▶ Assigned task
Check each line of the records below for the word "icon" and give the number of lines that have it, with nothing added.

___

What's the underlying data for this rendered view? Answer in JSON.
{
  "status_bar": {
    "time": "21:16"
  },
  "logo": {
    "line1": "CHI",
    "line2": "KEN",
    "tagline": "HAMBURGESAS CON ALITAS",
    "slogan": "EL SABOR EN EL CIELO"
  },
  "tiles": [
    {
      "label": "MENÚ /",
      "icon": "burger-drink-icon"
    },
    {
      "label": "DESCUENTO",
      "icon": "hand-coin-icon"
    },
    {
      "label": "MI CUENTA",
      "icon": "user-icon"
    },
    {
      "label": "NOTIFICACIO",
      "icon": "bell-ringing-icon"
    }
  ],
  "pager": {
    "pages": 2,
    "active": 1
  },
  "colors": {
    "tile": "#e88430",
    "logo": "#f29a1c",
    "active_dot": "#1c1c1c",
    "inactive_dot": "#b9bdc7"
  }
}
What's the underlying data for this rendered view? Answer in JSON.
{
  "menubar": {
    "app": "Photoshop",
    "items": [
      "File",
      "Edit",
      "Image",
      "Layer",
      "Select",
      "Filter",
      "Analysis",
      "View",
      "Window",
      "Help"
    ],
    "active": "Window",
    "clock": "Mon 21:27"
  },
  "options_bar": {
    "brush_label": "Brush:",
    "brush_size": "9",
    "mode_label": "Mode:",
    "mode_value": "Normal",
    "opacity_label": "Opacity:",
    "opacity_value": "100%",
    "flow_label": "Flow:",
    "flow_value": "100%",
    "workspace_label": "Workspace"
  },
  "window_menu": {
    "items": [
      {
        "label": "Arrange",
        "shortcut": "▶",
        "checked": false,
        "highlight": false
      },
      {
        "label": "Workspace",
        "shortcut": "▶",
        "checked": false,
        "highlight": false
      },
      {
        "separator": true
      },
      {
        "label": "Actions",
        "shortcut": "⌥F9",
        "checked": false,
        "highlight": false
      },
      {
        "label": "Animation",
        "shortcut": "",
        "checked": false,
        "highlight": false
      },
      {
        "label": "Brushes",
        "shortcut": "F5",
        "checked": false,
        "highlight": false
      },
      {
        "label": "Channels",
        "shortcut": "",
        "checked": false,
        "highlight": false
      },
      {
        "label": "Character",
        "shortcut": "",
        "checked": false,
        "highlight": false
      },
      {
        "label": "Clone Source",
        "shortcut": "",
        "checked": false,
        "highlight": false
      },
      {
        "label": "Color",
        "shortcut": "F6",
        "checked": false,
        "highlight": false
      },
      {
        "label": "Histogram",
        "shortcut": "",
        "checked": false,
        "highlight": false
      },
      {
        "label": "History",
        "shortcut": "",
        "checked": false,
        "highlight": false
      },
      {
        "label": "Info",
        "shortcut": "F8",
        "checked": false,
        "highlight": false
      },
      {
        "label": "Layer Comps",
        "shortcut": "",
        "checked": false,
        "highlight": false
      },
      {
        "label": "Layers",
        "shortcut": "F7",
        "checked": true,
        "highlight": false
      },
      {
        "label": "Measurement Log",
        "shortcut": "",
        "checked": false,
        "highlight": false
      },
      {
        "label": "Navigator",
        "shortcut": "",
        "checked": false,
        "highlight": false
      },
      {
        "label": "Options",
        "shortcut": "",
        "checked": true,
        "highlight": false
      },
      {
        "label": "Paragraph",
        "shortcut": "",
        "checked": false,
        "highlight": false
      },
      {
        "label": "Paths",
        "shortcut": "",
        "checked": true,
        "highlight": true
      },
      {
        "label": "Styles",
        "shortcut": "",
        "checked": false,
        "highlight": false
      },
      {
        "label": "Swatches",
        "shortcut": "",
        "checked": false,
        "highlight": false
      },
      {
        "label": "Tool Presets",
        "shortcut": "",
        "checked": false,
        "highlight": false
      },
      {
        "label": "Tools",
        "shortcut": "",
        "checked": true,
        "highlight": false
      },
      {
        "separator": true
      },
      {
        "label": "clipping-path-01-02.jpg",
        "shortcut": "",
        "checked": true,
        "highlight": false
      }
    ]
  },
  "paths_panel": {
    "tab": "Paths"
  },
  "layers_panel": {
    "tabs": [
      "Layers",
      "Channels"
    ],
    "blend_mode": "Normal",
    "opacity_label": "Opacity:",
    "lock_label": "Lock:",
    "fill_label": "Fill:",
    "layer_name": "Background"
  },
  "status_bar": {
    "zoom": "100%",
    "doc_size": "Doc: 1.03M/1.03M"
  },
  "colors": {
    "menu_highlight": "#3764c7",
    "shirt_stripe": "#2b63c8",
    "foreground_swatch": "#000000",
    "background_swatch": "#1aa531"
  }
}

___

▶ Output
4